HM Revenue and Customs’ (HMRC’s) launch of a campaign targeting taxpayers who failed to submit self-assessment returns for the 2009-10 tax year is a further sign of toughening attitudes to non compliance.
HMRC’s Tax Return Initiative, launched today, is aimed at people liable to pay higher rate tax (i.e. 40%) who were told to submit a self-assessment tax return for 2009-10 or earlier years, but have not yet done so. Those who fail to submit tax returns are clearly a group that HMRC needs to pay close attention to, for many reasons, says the Chartered Institute of Taxation (CIOT).
Gary Ashford, who represents the Chartered Institute of Taxation (CIOT) on HMRC’s Compliance Reform Forum, commented:
“Many people will be surprised that HMRC have to launch a campaign on these ‘missing’ self-assessment returns. They are now some 17 months late, after all, and some will no doubt be due to report significant tax liabilities.
“This is not just about evaders. Some will have calculated that they are paying roughly the right amount of tax and thought they didn't need to complete a return. Others may be happy to pay HMRC’s estimated determination of their tax liability. Many will simply be lost in the system. Whatever the position, this is a group that needs attention and, in many cases, help: they are at risk of penalties.
“While targeting those who fail to send in their self-assessment returns should be a priority if there is a definite risk they have large amounts of tax to pay, there are other routes to use as well. Rather than continuing to launch different targeted campaigns every few weeks (for example doctors and dentists who already have their own campaign and people with offshore bank accounts who should take particular care), HMRC should focus their efforts on a big national campaign open to all taxpayers whose tax affairs are not up to date. A one-off ‘general disclosure facility’ that lasts sufficiently long and is sufficiently attractive to get people to come forward to clean the slate would make sense. We also wonder whether HMRC need to look at the current penalty regime to make sure they aren't acting as a barrier to the whole area of campaigns.”
Notes to editors
HMRC’s ‘Tax Return Initiative’ is at http://www.hmrc.gov.uk/campaigns/tri.htm
You need to submit a Self-Assessment return if:
You are self-employed (including being a member of a partnership)
You are a company director, minister of religion, Lloyd's name or member
You earn income above a certain level from savings, investment or property
You are 65 and receive a reduced age-related allowance
You have any foreign income that is liable to UK tax
Your annual income is £100,000 or more
You need to claim certain expenses or reliefs
You owe tax and HMRC can not collect it through your tax code, or you prefer to pay direct
You have Capital Gains Tax to pay
You have lived or worked abroad or are not domiciled in the UK
You are a trustee

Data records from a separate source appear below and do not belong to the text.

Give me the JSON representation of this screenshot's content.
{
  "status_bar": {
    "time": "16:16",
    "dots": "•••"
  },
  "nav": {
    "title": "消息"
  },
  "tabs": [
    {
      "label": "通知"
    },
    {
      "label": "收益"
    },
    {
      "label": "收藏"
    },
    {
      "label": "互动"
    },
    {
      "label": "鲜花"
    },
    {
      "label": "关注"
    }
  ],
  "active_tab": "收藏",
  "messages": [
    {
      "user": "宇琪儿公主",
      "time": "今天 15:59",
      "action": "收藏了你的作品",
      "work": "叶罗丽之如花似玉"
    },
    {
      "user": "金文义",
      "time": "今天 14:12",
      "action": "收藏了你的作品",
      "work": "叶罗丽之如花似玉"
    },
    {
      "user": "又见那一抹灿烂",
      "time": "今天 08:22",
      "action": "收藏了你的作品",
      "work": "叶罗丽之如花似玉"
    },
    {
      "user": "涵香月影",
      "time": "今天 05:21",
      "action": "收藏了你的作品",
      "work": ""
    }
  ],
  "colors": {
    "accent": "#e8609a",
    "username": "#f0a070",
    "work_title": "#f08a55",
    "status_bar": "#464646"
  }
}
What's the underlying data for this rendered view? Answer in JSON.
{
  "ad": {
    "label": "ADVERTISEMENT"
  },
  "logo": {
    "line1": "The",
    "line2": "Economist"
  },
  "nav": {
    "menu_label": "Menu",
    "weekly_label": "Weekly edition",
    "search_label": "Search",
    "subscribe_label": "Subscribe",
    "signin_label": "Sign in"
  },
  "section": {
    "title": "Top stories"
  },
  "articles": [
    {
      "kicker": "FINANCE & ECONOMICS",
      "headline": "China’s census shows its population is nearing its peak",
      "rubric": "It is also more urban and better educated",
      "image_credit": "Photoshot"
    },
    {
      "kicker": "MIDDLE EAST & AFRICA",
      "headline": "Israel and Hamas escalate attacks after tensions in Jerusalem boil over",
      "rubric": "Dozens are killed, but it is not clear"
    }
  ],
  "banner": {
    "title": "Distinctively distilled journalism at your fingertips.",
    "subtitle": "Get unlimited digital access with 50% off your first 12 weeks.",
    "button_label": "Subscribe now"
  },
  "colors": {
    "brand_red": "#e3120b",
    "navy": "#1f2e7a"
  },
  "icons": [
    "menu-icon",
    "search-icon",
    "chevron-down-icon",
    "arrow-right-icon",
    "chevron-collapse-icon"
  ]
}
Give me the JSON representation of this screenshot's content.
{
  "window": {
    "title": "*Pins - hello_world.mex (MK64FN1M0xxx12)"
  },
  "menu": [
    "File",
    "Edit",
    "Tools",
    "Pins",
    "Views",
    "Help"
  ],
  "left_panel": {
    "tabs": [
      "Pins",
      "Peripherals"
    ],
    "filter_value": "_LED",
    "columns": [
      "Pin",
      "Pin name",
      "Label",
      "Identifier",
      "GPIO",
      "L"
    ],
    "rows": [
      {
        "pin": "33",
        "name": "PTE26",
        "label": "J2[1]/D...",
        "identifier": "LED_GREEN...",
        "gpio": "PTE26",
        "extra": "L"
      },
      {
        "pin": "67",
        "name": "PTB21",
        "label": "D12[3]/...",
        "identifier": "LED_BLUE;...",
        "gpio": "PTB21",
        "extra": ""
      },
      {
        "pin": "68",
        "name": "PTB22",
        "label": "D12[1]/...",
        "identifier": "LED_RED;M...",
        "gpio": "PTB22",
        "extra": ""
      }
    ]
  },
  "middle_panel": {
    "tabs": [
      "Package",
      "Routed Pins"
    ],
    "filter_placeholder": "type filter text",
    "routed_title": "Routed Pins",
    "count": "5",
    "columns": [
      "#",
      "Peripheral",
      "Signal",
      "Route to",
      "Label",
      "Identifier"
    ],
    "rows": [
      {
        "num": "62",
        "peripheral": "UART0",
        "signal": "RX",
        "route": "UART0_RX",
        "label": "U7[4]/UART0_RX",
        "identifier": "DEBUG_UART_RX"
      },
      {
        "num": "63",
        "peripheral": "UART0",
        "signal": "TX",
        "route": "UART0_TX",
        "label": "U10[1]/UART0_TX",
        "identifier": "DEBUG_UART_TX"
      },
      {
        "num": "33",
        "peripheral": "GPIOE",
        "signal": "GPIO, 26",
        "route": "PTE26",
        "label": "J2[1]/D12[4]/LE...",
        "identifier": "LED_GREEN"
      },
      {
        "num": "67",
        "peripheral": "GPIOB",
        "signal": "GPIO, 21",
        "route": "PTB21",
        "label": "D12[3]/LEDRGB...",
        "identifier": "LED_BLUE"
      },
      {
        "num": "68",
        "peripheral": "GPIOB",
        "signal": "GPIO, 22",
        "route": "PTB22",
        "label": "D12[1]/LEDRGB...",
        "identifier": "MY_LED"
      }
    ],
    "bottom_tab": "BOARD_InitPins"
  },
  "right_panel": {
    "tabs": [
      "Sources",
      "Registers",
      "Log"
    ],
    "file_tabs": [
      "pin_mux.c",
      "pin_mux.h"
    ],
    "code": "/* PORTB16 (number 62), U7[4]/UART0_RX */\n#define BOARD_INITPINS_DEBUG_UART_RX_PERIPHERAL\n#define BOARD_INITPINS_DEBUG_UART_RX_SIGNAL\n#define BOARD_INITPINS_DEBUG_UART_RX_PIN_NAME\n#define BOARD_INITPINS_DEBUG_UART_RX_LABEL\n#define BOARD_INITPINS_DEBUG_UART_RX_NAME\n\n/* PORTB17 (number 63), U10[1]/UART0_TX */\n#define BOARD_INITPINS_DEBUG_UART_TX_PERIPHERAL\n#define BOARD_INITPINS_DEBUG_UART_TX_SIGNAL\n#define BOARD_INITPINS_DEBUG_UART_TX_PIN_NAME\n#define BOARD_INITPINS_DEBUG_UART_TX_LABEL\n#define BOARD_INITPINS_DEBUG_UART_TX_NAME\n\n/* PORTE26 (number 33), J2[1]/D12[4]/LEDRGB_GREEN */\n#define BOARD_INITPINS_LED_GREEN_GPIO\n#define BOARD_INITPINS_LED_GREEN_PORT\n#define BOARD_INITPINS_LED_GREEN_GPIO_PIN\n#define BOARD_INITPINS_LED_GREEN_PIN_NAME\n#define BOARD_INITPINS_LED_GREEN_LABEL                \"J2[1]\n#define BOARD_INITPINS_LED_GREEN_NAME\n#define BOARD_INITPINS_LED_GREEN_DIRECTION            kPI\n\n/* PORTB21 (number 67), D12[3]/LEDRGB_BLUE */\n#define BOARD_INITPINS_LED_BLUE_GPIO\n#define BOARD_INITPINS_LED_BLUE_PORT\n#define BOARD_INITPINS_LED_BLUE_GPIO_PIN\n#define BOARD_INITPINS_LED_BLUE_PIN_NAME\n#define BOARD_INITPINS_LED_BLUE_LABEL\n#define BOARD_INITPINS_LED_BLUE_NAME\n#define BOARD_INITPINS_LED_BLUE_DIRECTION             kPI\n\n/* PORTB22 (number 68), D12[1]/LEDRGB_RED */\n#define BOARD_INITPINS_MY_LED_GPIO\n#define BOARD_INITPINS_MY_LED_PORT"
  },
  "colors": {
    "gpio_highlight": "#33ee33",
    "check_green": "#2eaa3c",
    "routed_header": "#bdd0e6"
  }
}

NB. This list is a summary of HMRC’s note which is available in full at http://www.hmrc.gov.uk/sa/need-tax-return.htm
Tax returns for a particular year are normally due to be submitted by 31 January in the following year, so returns for 2009-10 were due to be submitted by 31 January 2011.
The Chartered Institute of Taxation (CIOT) is a charity and the leading professional body in the United Kingdom concerned solely with taxation. The CIOT’s primary purpose is to promote education and study of the administration and practice of taxation. One of the key aims is to achieve a better, more efficient, tax system for all affected by it – taxpayers, advisers and the authorities.
The CIOT’s comments and recommendations on tax issues are made solely in order to achieve its primary purpose: it is politically neutral in its work. The CIOT will seek to draw on its members’ experience in private practice, government, commerce and industry and academia to argue and explain how public policy objectives (to the extent that these are clearly stated or can be discerned) can most effectively be achieved.
The CIOT’s 16,000 members have the practising title of ‘Chartered Tax Adviser’ and the designatory letters ‘CTA’.